(makes about 4 servings as part of a multi-course meal)
1 whole white-fleshed fish (about 1.5 lbs), such as black bass or porgy
salt and white pepper
1 teaspoon sesame oil
1 tablespoon neutral oil, such as vegetable
2 cloves garlic, minced
1-2 small red Thai chilies, minced (or substitute with 1-2 teaspoons chili sauce of your choice)
¼ cup fermented black soybeans (can be found in Asian markets in the dry-goods area, or substitute with black bean garlic sauce if you can’t find it)
1 cup water
1 tablespoon cornstarch
soy sauce to taste
fresh chopped cilantro or scallions for garnish
Make sure your fish is scaled and gutted (have your fishmonger do this if possible). Rinse and pat dry with paper towels. Score the fish by making diagonal slits across the front (two or three per side). Rub the sesame oil and a couple pinches of salt and pepper all over the fish, inside and out.
Place the fish on a plate. Find a wok or pot that’s large enough to fit the plate of fish inside it with the lid closed. Place a steamer rack (or an upturned bowl) on the bottom of the wok or pot. Fill the pot with at least 2 inches of water from the bottom, but not enough that it comes within a couple inches of the plate once it’s set inside. Set the plate with fish aside as you heat up the water so it comes to a boil. Reduce heat to a gentle boil. Now, place the plate of fish inside, on its perch of a rack or bowl, and close the lid over the pot. Let steam for about 15 minutes, or until the flesh is entirely opaque, peeking inside those slits to make sure it is all the way to the bone.
Meanwhile, heat the tablespoon of neutral oil in a smallish pan. Add the garlic and cook over medium-high heat about 10 seconds, until fragrant. Add the chilies or chili sauce and cook another few seconds, stirring. Stir in the black beans and the water. Bring to a boil, stirring. In a separate bowl, mix the tablespoon of cornstarch with a small amount of water. Pour a little into the bubbling sauce on the pan and stir immediately. It should thicken. If you desire a thicker sauce, add a little more at a time, stirring a few seconds afterward, until it thickens. Taste for seasoning, adding a pinch of white pepper or splash or soy sauce if you like, or another dollop of chili sauce.
Carefully transfer the steamed fish to a serving plate. Pour the sauce over the top, followed by the chopped cilantro or scallions, and serve immediately.

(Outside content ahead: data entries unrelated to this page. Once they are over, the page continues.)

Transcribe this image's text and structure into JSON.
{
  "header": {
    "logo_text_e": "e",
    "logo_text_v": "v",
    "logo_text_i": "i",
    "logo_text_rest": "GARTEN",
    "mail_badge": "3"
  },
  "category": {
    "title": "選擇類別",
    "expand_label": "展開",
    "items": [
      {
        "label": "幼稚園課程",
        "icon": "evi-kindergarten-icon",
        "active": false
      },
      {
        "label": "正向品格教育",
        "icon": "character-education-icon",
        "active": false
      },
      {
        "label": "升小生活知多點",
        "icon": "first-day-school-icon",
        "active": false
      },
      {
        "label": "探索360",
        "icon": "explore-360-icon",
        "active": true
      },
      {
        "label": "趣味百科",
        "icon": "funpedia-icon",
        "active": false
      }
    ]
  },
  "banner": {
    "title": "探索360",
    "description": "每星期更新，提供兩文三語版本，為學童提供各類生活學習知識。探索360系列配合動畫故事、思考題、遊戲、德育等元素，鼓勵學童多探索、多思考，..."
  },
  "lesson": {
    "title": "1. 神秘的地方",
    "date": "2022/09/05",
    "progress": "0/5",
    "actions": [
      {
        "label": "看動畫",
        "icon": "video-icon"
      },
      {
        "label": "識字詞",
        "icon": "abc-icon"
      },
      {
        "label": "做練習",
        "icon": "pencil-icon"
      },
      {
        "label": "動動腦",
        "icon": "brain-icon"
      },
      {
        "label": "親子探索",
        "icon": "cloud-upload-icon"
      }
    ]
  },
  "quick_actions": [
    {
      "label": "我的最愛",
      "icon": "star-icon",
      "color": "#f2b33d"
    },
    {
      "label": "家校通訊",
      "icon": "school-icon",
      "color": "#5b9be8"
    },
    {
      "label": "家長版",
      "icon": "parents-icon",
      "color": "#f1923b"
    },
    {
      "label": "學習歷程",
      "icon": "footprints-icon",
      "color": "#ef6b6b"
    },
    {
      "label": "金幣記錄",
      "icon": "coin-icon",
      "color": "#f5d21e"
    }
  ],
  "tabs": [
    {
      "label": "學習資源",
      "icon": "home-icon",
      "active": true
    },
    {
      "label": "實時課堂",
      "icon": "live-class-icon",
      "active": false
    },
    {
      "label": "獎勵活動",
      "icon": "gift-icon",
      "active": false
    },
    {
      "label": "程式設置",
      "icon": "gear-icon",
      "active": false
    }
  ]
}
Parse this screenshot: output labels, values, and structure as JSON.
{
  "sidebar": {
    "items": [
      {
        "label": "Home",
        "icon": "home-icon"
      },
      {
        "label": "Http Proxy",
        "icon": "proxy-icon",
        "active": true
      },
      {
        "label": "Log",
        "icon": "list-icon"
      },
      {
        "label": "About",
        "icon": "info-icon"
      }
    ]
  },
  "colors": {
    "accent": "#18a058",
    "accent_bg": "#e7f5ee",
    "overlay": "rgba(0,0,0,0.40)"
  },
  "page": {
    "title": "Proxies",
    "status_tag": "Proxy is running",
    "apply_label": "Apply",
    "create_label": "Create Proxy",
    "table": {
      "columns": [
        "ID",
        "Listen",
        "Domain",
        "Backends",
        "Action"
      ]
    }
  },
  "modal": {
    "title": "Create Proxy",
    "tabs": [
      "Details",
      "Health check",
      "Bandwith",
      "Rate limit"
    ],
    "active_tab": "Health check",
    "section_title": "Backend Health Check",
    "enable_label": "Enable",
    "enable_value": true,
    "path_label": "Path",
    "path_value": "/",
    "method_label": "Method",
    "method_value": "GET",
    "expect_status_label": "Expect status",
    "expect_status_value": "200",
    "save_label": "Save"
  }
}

(for about 4 servings)
1 ½ lb fish (at $12.99/lb): $19.50
1 tsp sesame oil: $0.10
1 Tb neutral oil: $0.10
2 garlic cloves: $0.10
1-2 small chilies: $0.20
¼ cup fermented black soybeans: $0.25
1 tablespoon cornstarch: $0.10
salt, pepper, optional splash of soy sauce: $0.10
¼ bunch chopped cilantro: $0.50
Four maple leaves: This dish is meant to be part of a larger, multi-course meal, but you could serve it with a simple vegetable side and some rice for a simple and healthy meal. By steaming the fish, you’re not adding any oils or extra fats—it’s all pure fish, and that means you’re getting beneficial omega-3 fatty acids found in most seafood. The fermented soybeans lend a little extra protein along with requisite saltiness, and garlic and fresh herbs add some flavorful vitamins and minerals, too.
Six maple leaves: This really depends on your fish. Typically, a whole Chinese steamed fish for a banquet meal is a white-fleshed variety, but there’s nothing to say you can’t use the darker and oilier mackerel, bluefish or trout if they’re fresh and available in your area. These tend to be less overfished than many white-fleshed varieties in general. But there are plenty of exceptions and species of fish in each region, and the sustainability factor of any fish varies from time and place. So check with a trusted fishmonger and use Seafood Watch for general info on varieties.